[Record extracts Boundary: Start]

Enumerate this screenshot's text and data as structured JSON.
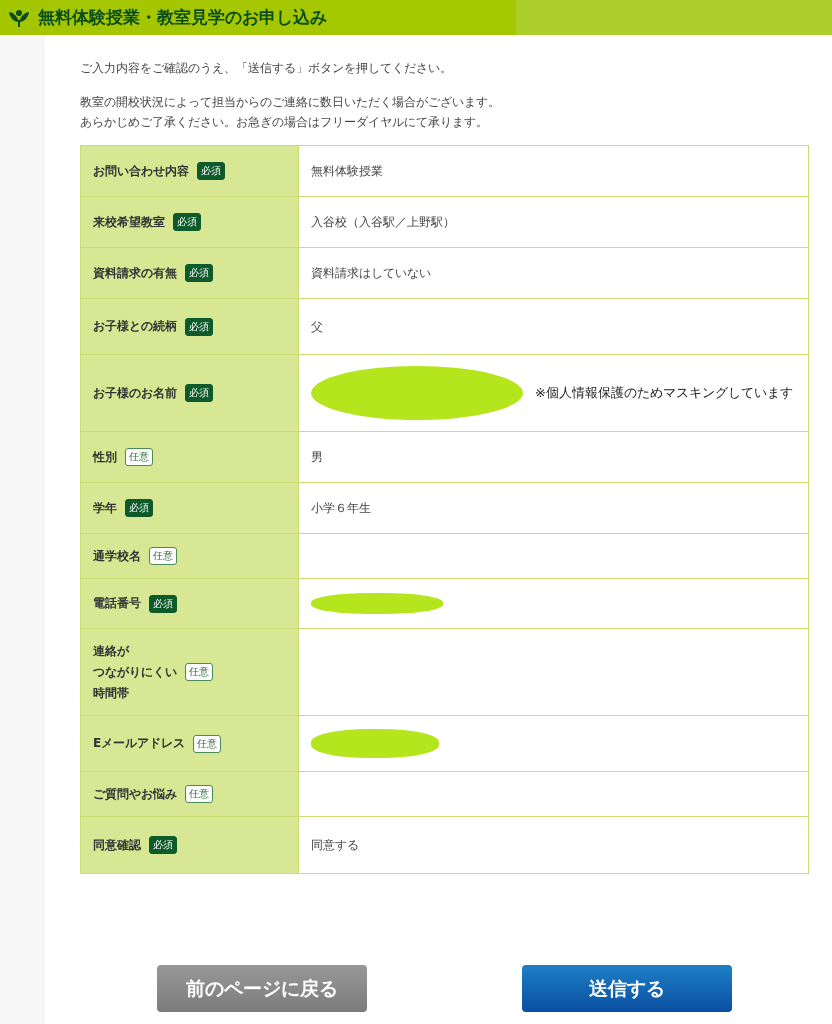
{
  "header": {
    "title": "無料体験授業・教室見学のお申し込み"
  },
  "intro": [
    {
      "lines": [
        "ご入力内容をご確認のうえ、「送信する」ボタンを押してください。"
      ]
    },
    {
      "lines": [
        "教室の開校状況によって担当からのご連絡に数日いただく場合がございます。",
        "あらかじめご了承ください。お急ぎの場合はフリーダイヤルにて承ります。"
      ]
    }
  ],
  "rows": [
    {
      "label": [
        "お問い合わせ内容"
      ],
      "badge": {
        "text": "必須",
        "required": true
      },
      "kind": "text",
      "value": "無料体験授業"
    },
    {
      "label": [
        "来校希望教室"
      ],
      "badge": {
        "text": "必須",
        "required": true
      },
      "kind": "text",
      "value": "入谷校（入谷駅／上野駅）"
    },
    {
      "label": [
        "資料請求の有無"
      ],
      "badge": {
        "text": "必須",
        "required": true
      },
      "kind": "text",
      "value": "資料請求はしていない"
    },
    {
      "label": [
        "お子様との続柄"
      ],
      "badge": {
        "text": "必須",
        "required": true
      },
      "kind": "text",
      "value": "父"
    },
    {
      "label": [
        "お子様のお名前"
      ],
      "badge": {
        "text": "必須",
        "required": true
      },
      "kind": "masked",
      "note": "※個人情報保護のためマスキングしています"
    },
    {
      "label": [
        "性別"
      ],
      "badge": {
        "text": "任意",
        "required": false
      },
      "kind": "text",
      "value": "男"
    },
    {
      "label": [
        "学年"
      ],
      "badge": {
        "text": "必須",
        "required": true
      },
      "kind": "text",
      "value": "小学６年生"
    },
    {
      "label": [
        "通学校名"
      ],
      "badge": {
        "text": "任意",
        "required": false
      },
      "kind": "empty"
    },
    {
      "label": [
        "電話番号"
      ],
      "badge": {
        "text": "必須",
        "required": true
      },
      "kind": "masked"
    },
    {
      "label": [
        "連絡が",
        "つながりにくい",
        "時間帯"
      ],
      "badge": {
        "text": "任意",
        "required": false
      },
      "kind": "empty"
    },
    {
      "label": [
        "Eメールアドレス"
      ],
      "badge": {
        "text": "任意",
        "required": false
      },
      "kind": "masked"
    },
    {
      "label": [
        "ご質問やお悩み"
      ],
      "badge": {
        "text": "任意",
        "required": false
      },
      "kind": "empty"
    },
    {
      "label": [
        "同意確認"
      ],
      "badge": {
        "text": "必須",
        "required": true
      },
      "kind": "text",
      "value": "同意する"
    }
  ],
  "buttons": [
    {
      "label": "前のページに戻る",
      "kind": "back"
    },
    {
      "label": "送信する",
      "kind": "submit"
    }
  ]
}
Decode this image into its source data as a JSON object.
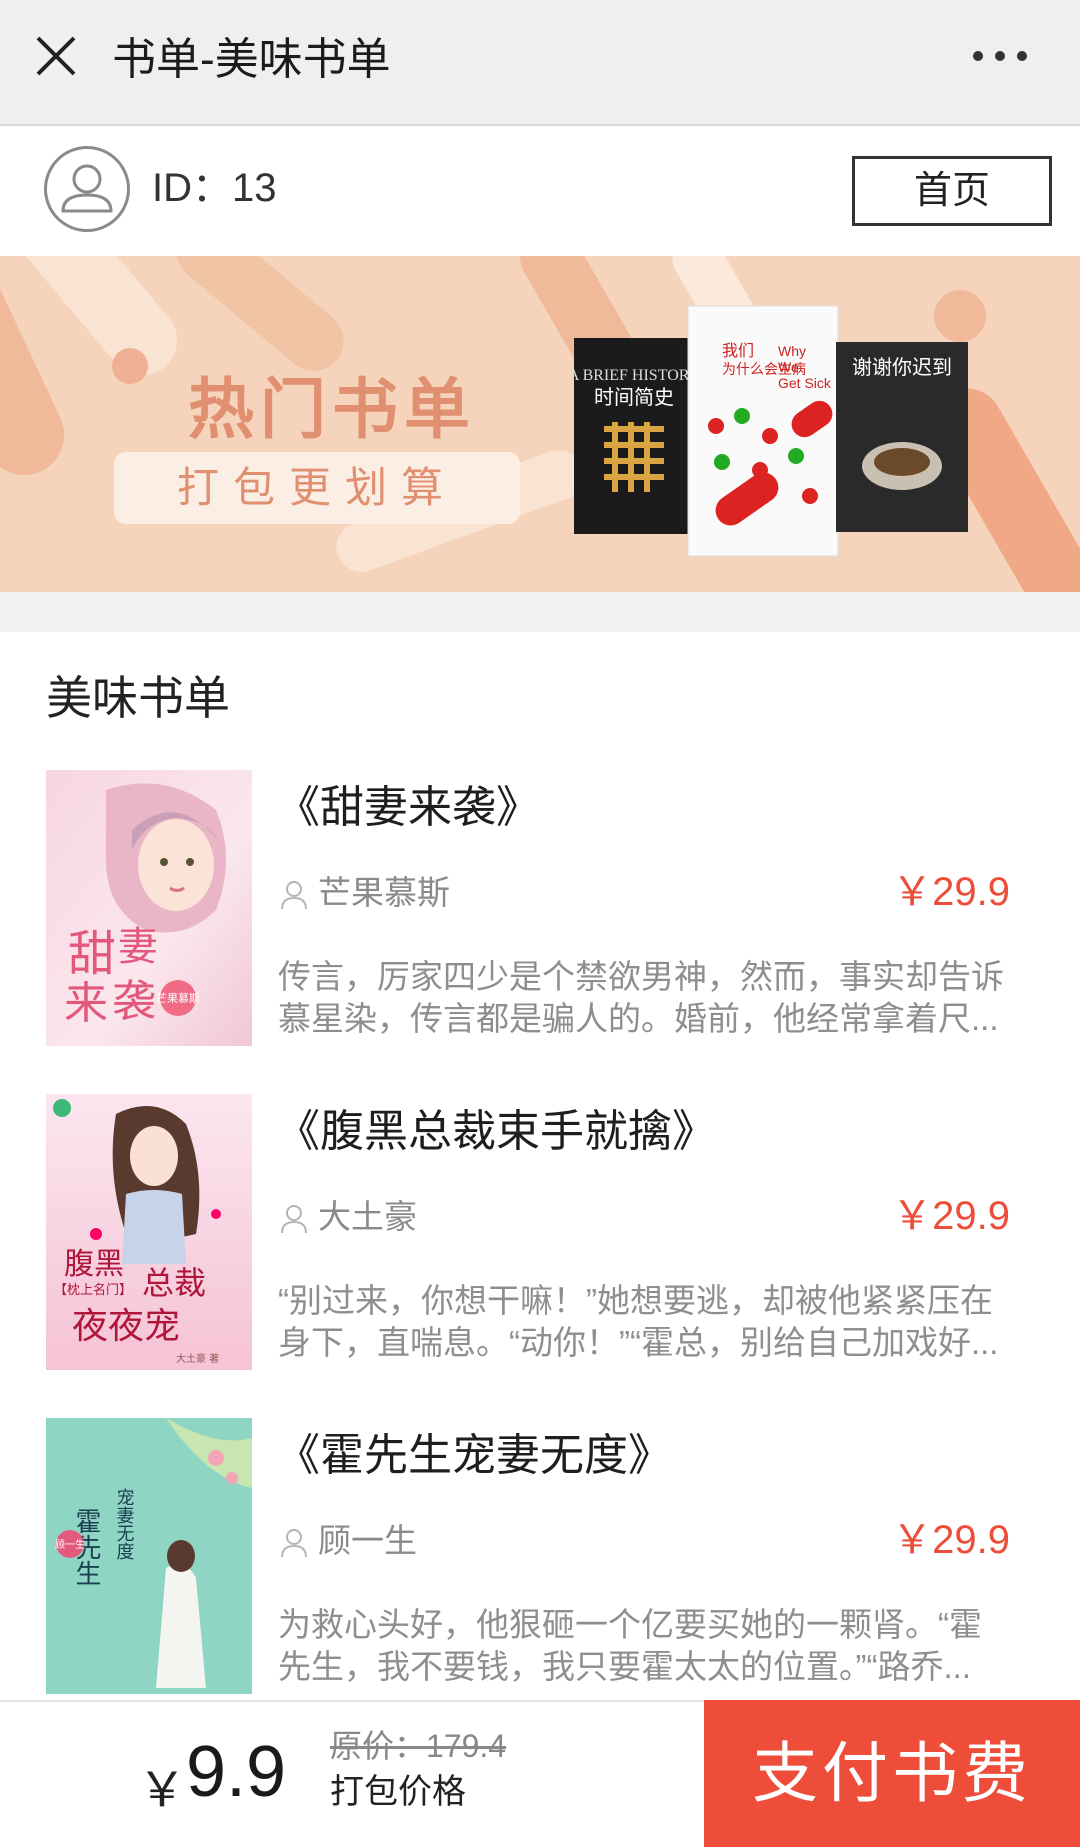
{
  "topbar": {
    "title": "书单-美味书单"
  },
  "user": {
    "id_label": "ID：13",
    "home_button": "首页"
  },
  "banner": {
    "title": "热门书单",
    "subtitle": "打包更划算",
    "covers": [
      {
        "title": "时间简史",
        "subtitle": "A BRIEF HISTORY OF TIME"
      },
      {
        "title": "我们为什么会生病",
        "subtitle": "Why We Get Sick"
      },
      {
        "title": "谢谢你迟到"
      }
    ]
  },
  "section": {
    "title": "美味书单"
  },
  "books": [
    {
      "title": "《甜妻来袭》",
      "author": "芒果慕斯",
      "price": "￥29.9",
      "desc": "传言，厉家四少是个禁欲男神，然而，事实却告诉慕星染，传言都是骗人的。婚前，他经常拿着尺...",
      "cover_text": "甜妻来袭",
      "cover_badge": "芒果慕斯"
    },
    {
      "title": "《腹黑总裁束手就擒》",
      "author": "大土豪",
      "price": "￥29.9",
      "desc": "“别过来，你想干嘛！”她想要逃，却被他紧紧压在身下，直喘息。“动你！”“霍总，别给自己加戏好...",
      "cover_text": "腹黑总裁夜夜宠",
      "cover_badge": "【枕上名门】"
    },
    {
      "title": "《霍先生宠妻无度》",
      "author": "顾一生",
      "price": "￥29.9",
      "desc": "为救心头好，他狠砸一个亿要买她的一颗肾。“霍先生，我不要钱，我只要霍太太的位置。”“路乔...",
      "cover_text": "霍先生宠妻无度",
      "cover_badge": "顾一生"
    }
  ],
  "bottom": {
    "yen": "￥",
    "pack_price": "9.9",
    "original_price": "原价：179.4",
    "pack_label": "打包价格",
    "pay_button": "支付书费"
  },
  "colors": {
    "accent": "#ee4d3a",
    "banner_bg": "#f6d3bb",
    "banner_text": "#e09070"
  }
}
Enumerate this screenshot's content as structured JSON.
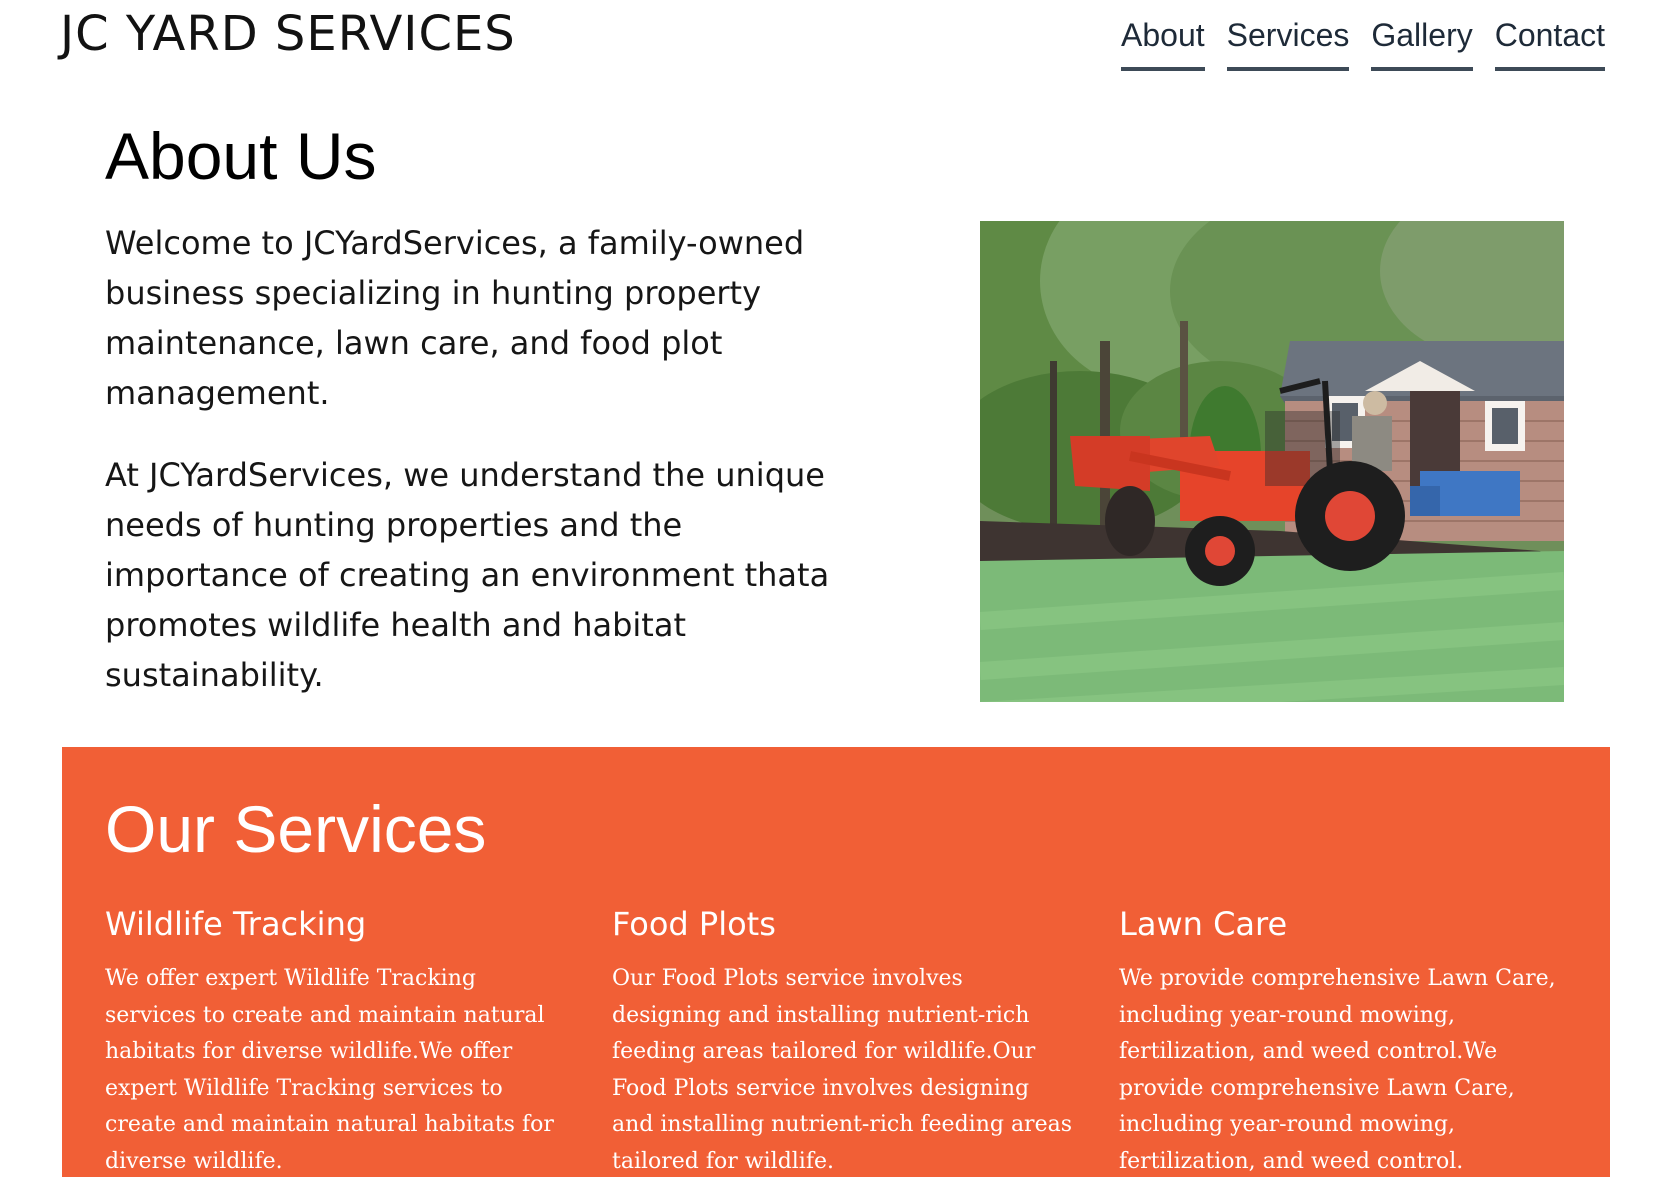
{
  "header": {
    "brand": "JC YARD SERVICES",
    "nav": [
      "About",
      "Services",
      "Gallery",
      "Contact"
    ]
  },
  "about": {
    "title": "About Us",
    "paragraphs": [
      "Welcome to JCYardServices, a family-owned business specializing in hunting property maintenance, lawn care, and food plot management.",
      "At JCYardServices, we understand the unique needs of hunting properties and the importance of creating an environment thata promotes wildlife health and habitat sustainability."
    ],
    "image_subject": "red tractor with front loader and rear tiller working soil beside a shed on a green lawn"
  },
  "services": {
    "title": "Our Services",
    "background_color": "#f15f36",
    "items": [
      {
        "name": "Wildlife Tracking",
        "description": "We offer expert Wildlife Tracking services to create and maintain natural habitats for diverse wildlife.We offer expert Wildlife Tracking services to create and maintain natural habitats for diverse wildlife."
      },
      {
        "name": "Food Plots",
        "description": "Our Food Plots service involves designing and installing nutrient-rich feeding areas tailored for wildlife.Our Food Plots service involves designing and installing nutrient-rich feeding areas tailored for wildlife."
      },
      {
        "name": "Lawn Care",
        "description": "We provide comprehensive Lawn Care, including year-round mowing, fertilization, and weed control.We provide comprehensive Lawn Care, including year-round mowing, fertilization, and weed control."
      }
    ]
  }
}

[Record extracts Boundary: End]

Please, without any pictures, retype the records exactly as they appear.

Enumerate this screenshot's text and data as structured JSON.
{
  "header": {
    "title": "無料体験授業・教室見学のお申し込み"
  },
  "intro": [
    {
      "lines": [
        "ご入力内容をご確認のうえ、「送信する」ボタンを押してください。"
      ]
    },
    {
      "lines": [
        "教室の開校状況によって担当からのご連絡に数日いただく場合がございます。",
        "あらかじめご了承ください。お急ぎの場合はフリーダイヤルにて承ります。"
      ]
    }
  ],
  "rows": [
    {
      "label": [
        "お問い合わせ内容"
      ],
      "badge": {
        "text": "必須",
        "required": true
      },
      "kind": "text",
      "value": "無料体験授業"
    },
    {
      "label": [
        "来校希望教室"
      ],
      "badge": {
        "text": "必須",
        "required": true
      },
      "kind": "text",
      "value": "入谷校（入谷駅／上野駅）"
    },
    {
      "label": [
        "資料請求の有無"
      ],
      "badge": {
        "text": "必須",
        "required": true
      },
      "kind": "text",
      "value": "資料請求はしていない"
    },
    {
      "label": [
        "お子様との続柄"
      ],
      "badge": {
        "text": "必須",
        "required": true
      },
      "kind": "text",
      "value": "父"
    },
    {
      "label": [
        "お子様のお名前"
      ],
      "badge": {
        "text": "必須",
        "required": true
      },
      "kind": "masked",
      "note": "※個人情報保護のためマスキングしています"
    },
    {
      "label": [
        "性別"
      ],
      "badge": {
        "text": "任意",
        "required": false
      },
      "kind": "text",
      "value": "男"
    },
    {
      "label": [
        "学年"
      ],
      "badge": {
        "text": "必須",
        "required": true
      },
      "kind": "text",
      "value": "小学６年生"
    },
    {
      "label": [
        "通学校名"
      ],
      "badge": {
        "text": "任意",
        "required": false
      },
      "kind": "empty"
    },
    {
      "label": [
        "電話番号"
      ],
      "badge": {
        "text": "必須",
        "required": true
      },
      "kind": "masked"
    },
    {
      "label": [
        "連絡が",
        "つながりにくい",
        "時間帯"
      ],
      "badge": {
        "text": "任意",
        "required": false
      },
      "kind": "empty"
    },
    {
      "label": [
        "Eメールアドレス"
      ],
      "badge": {
        "text": "任意",
        "required": false
      },
      "kind": "masked"
    },
    {
      "label": [
        "ご質問やお悩み"
      ],
      "badge": {
        "text": "任意",
        "required": false
      },
      "kind": "empty"
    },
    {
      "label": [
        "同意確認"
      ],
      "badge": {
        "text": "必須",
        "required": true
      },
      "kind": "text",
      "value": "同意する"
    }
  ],
  "buttons": [
    {
      "label": "前のページに戻る",
      "kind": "back"
    },
    {
      "label": "送信する",
      "kind": "submit"
    }
  ]
}
Decode this image into its source data as a JSON object.
{
  "topbar": {
    "title": "书单-美味书单"
  },
  "user": {
    "id_label": "ID：13",
    "home_button": "首页"
  },
  "banner": {
    "title": "热门书单",
    "subtitle": "打包更划算",
    "covers": [
      {
        "title": "时间简史",
        "subtitle": "A BRIEF HISTORY OF TIME"
      },
      {
        "title": "我们为什么会生病",
        "subtitle": "Why We Get Sick"
      },
      {
        "title": "谢谢你迟到"
      }
    ]
  },
  "section": {
    "title": "美味书单"
  },
  "books": [
    {
      "title": "《甜妻来袭》",
      "author": "芒果慕斯",
      "price": "￥29.9",
      "desc": "传言，厉家四少是个禁欲男神，然而，事实却告诉慕星染，传言都是骗人的。婚前，他经常拿着尺...",
      "cover_text": "甜妻来袭",
      "cover_badge": "芒果慕斯"
    },
    {
      "title": "《腹黑总裁束手就擒》",
      "author": "大土豪",
      "price": "￥29.9",
      "desc": "“别过来，你想干嘛！”她想要逃，却被他紧紧压在身下，直喘息。“动你！”“霍总，别给自己加戏好...",
      "cover_text": "腹黑总裁夜夜宠",
      "cover_badge": "【枕上名门】"
    },
    {
      "title": "《霍先生宠妻无度》",
      "author": "顾一生",
      "price": "￥29.9",
      "desc": "为救心头好，他狠砸一个亿要买她的一颗肾。“霍先生，我不要钱，我只要霍太太的位置。”“路乔...",
      "cover_text": "霍先生宠妻无度",
      "cover_badge": "顾一生"
    }
  ],
  "bottom": {
    "yen": "￥",
    "pack_price": "9.9",
    "original_price": "原价：179.4",
    "pack_label": "打包价格",
    "pay_button": "支付书费"
  },
  "colors": {
    "accent": "#ee4d3a",
    "banner_bg": "#f6d3bb",
    "banner_text": "#e09070"
  }
}
Enumerate this screenshot's content as structured JSON.
{
  "header": {
    "brand": "JC YARD SERVICES",
    "nav": [
      "About",
      "Services",
      "Gallery",
      "Contact"
    ]
  },
  "about": {
    "title": "About Us",
    "paragraphs": [
      "Welcome to JCYardServices, a family-owned business specializing in hunting property maintenance, lawn care, and food plot management.",
      "At JCYardServices, we understand the unique needs of hunting properties and the importance of creating an environment thata promotes wildlife health and habitat sustainability."
    ],
    "image_subject": "red tractor with front loader and rear tiller working soil beside a shed on a green lawn"
  },
  "services": {
    "title": "Our Services",
    "background_color": "#f15f36",
    "items": [
      {
        "name": "Wildlife Tracking",
        "description": "We offer expert Wildlife Tracking services to create and maintain natural habitats for diverse wildlife.We offer expert Wildlife Tracking services to create and maintain natural habitats for diverse wildlife."
      },
      {
        "name": "Food Plots",
        "description": "Our Food Plots service involves designing and installing nutrient-rich feeding areas tailored for wildlife.Our Food Plots service involves designing and installing nutrient-rich feeding areas tailored for wildlife."
      },
      {
        "name": "Lawn Care",
        "description": "We provide comprehensive Lawn Care, including year-round mowing, fertilization, and weed control.We provide comprehensive Lawn Care, including year-round mowing, fertilization, and weed control."
      }
    ]
  }
}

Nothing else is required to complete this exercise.